I have become rather anal about it. To the point where, even when it is acceptable to use the word, I make sure I don’t. This has become an editing nightmare for me. Surprisingly, overusing ‘get’ doesn’t bother me as much.
Alright, rant session over.
5. The One Editor Who Recently Had Me Praising the Lord
So recently Celenic Earth Publications launched The Heroes of Antreya: The Journey Begins, which has now been nominated for Best Fantasy Novel of 2017 in the Preditors and Editors Awards. Ironic, since I am now writing about editing. Fellow writer Dean Clark got (haha) us an editor for the novel, since he is lead creative writer for Antreya Studios on the Antreya Chronicles game project in development. When I learnt that someone else would be editing the novel, I had severe internal reservations.
And boy, did Jessica Fisette surprise the heck out of me. (Yes, Jessica, this entire post was inspired by you – get over it. lol). When I received the draft manuscript back from Dean and Jessica, with notes on my chapter portions, I opened it with trepidation at first. Yet as I read through it, that all dissipated so quickly.
#1: I didn’t have to figure out what had been changed. Jessica had smartly used the Track Changes function for us to see what had been edited, and used the Comments function to tell us where something didn’t make sense to her. Hell, she even told use which parts she enjoyed the most.
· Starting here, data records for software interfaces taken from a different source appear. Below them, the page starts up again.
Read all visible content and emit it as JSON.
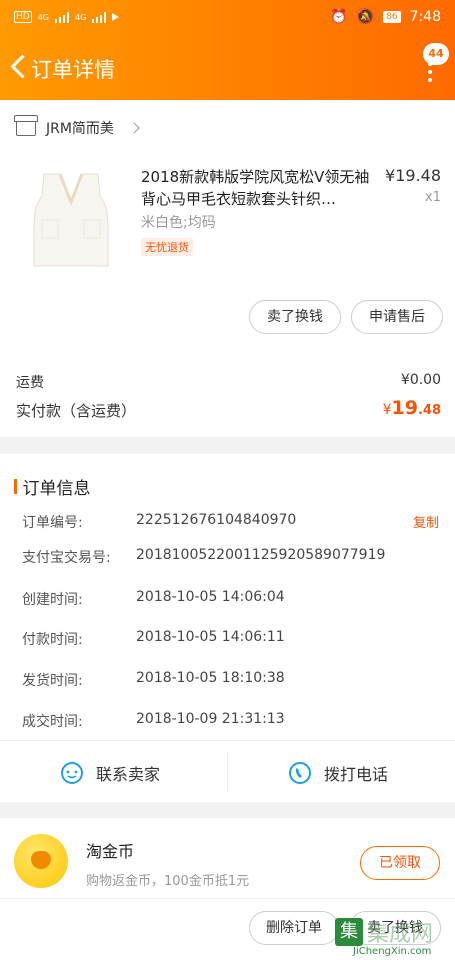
{
  "status_bar": {
    "network": "HD",
    "signal1": "4G",
    "signal2": "4G",
    "battery": "86",
    "time": "7:48"
  },
  "nav": {
    "title": "订单详情",
    "badge": "44"
  },
  "store": {
    "name": "JRM简而美"
  },
  "product": {
    "title": "2018新款韩版学院风宽松V领无袖背心马甲毛衣短款套头针织…",
    "price": "¥19.48",
    "qty": "x1",
    "sku": "米白色;均码",
    "tag": "无忧退货",
    "btn_sell": "卖了换钱",
    "btn_after_sale": "申请售后"
  },
  "fees": {
    "shipping_label": "运费",
    "shipping_value": "¥0.00",
    "total_label": "实付款（含运费）",
    "total_currency": "¥",
    "total_int": "19",
    "total_dec": ".48"
  },
  "order_info": {
    "title": "订单信息",
    "copy_label": "复制",
    "rows": [
      {
        "label": "订单编号:",
        "value": "222512676104840970"
      },
      {
        "label": "支付宝交易号:",
        "value": "2018100522001125920589077919"
      },
      {
        "label": "创建时间:",
        "value": "2018-10-05 14:06:04"
      },
      {
        "label": "付款时间:",
        "value": "2018-10-05 14:06:11"
      },
      {
        "label": "发货时间:",
        "value": "2018-10-05 18:10:38"
      },
      {
        "label": "成交时间:",
        "value": "2018-10-09 21:31:13"
      }
    ],
    "contact_label": "联系卖家",
    "call_label": "拨打电话"
  },
  "coins": {
    "title": "淘金币",
    "subtitle": "购物返金币，100金币抵1元",
    "button": "已领取"
  },
  "bottom": {
    "delete_label": "删除订单",
    "sell_label": "卖了换钱"
  },
  "watermark": {
    "text": "集成网",
    "url": "JiChengXin.com"
  },
  "colors": {
    "accent": "#ff6a00",
    "price": "#ff5000",
    "link_blue": "#1e9fe0"
  }
}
#2: No chunks of information when missing without explanation. There was only one or two sections that had been entirely removed, marked by the Track Changes function, and she had explained in the Comments why it was removed, mostly because we were repeating something we had already said before in another way.
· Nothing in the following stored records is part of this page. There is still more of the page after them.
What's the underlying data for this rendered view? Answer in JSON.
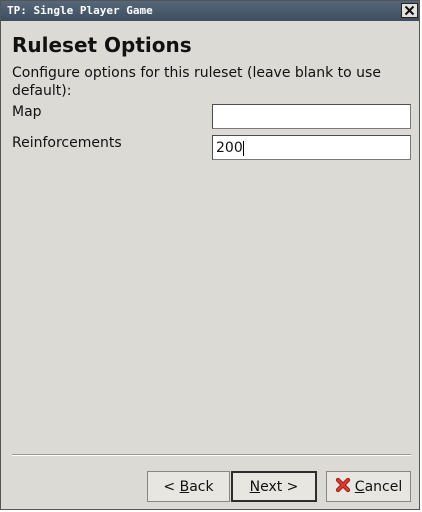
{
  "window": {
    "title": "TP: Single Player Game",
    "close_icon": "close-x-icon"
  },
  "page": {
    "heading": "Ruleset Options",
    "description": "Configure options for this ruleset (leave blank to use default):"
  },
  "fields": [
    {
      "label": "Map",
      "value": ""
    },
    {
      "label": "Reinforcements",
      "value": "200"
    }
  ],
  "buttons": {
    "back": {
      "prefix": "< ",
      "mnemonic": "B",
      "rest": "ack"
    },
    "next": {
      "mnemonic": "N",
      "rest": "ext >"
    },
    "cancel": {
      "mnemonic": "C",
      "rest": "ancel",
      "icon": "red-x-icon"
    }
  },
  "colors": {
    "titlebar": "#485869",
    "window_bg": "#dcdad5",
    "cancel_icon": "#d42a1f"
  }
}
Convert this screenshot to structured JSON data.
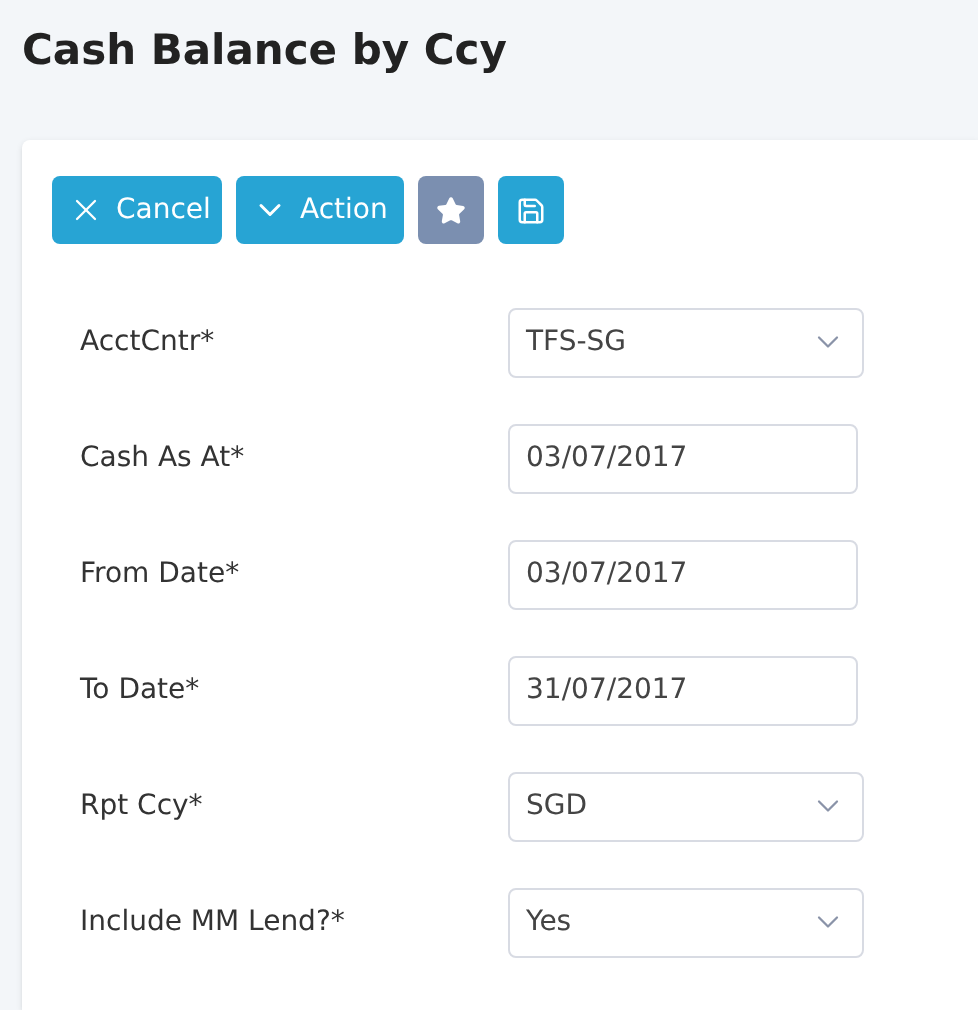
{
  "title": "Cash Balance by Ccy",
  "toolbar": [
    {
      "kind": "cancel",
      "label": "Cancel"
    },
    {
      "kind": "action",
      "label": "Action"
    },
    {
      "kind": "favorite"
    },
    {
      "kind": "save"
    }
  ],
  "fields": [
    {
      "label": "AcctCntr*",
      "kind": "select",
      "value": "TFS-SG"
    },
    {
      "label": "Cash As At*",
      "kind": "date",
      "value": "03/07/2017"
    },
    {
      "label": "From Date*",
      "kind": "date",
      "value": "03/07/2017"
    },
    {
      "label": "To Date*",
      "kind": "date",
      "value": "31/07/2017"
    },
    {
      "label": "Rpt Ccy*",
      "kind": "select",
      "value": "SGD"
    },
    {
      "label": "Include MM Lend?*",
      "kind": "select",
      "value": "Yes"
    }
  ]
}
#3: There will still always be errors. Even when I worked through the draft after editing, I still found spelling and other mistakes I had made that neither Dean, Jessica, Microsoft Word or myself had seen after several edits. And I promise you if I work through it again, I will find something else. You can work through your work a hundred times, and find two hundred different ways to say things. Don’t lose yourself in your editing that you never publish.
#4: Jessica didn’t try and change the story so much that it became her own. She respected us as writers and simply pointed out where things could have sounded better, or where the dialogue was inconsistent with a character. She was an editor, not a critic or reviewer.
If this is what real editors are like, then I’ve clearly been speaking to the wrong ones. As you can see, I’ve had real bad experiences, but I’ve learnt that at the age of 37 even I can see the light. And the only real purpose of this post is because it has dawned on me that not all editors are the same, and even some understand where us writers are coming from. And I wanted to share my revelation with you.
This post actually drew out longer than I thought it would. I was just wanting to share how one editor changed my mind on editing, but as usual I always have to have a backstory to my story. I am a writer after all.
Please don’t get me wrong. I don’t hate editors. I just prefer to keep them at arm’s length, so to speak. I know it isn’t easy for you editors to work with us writers either. I would never want your job, which is why I prefer to edit my own work and not someone else’s if I can help it.
I will leave you with one witty thought though: Who is the lion and the girl symbols of in that picture… the writer or the editor? hehe.
PS: To those of you who feel the need to point out the errors in my article, you can shove it up your……
With Warm Regards
The Count of Celenic Earth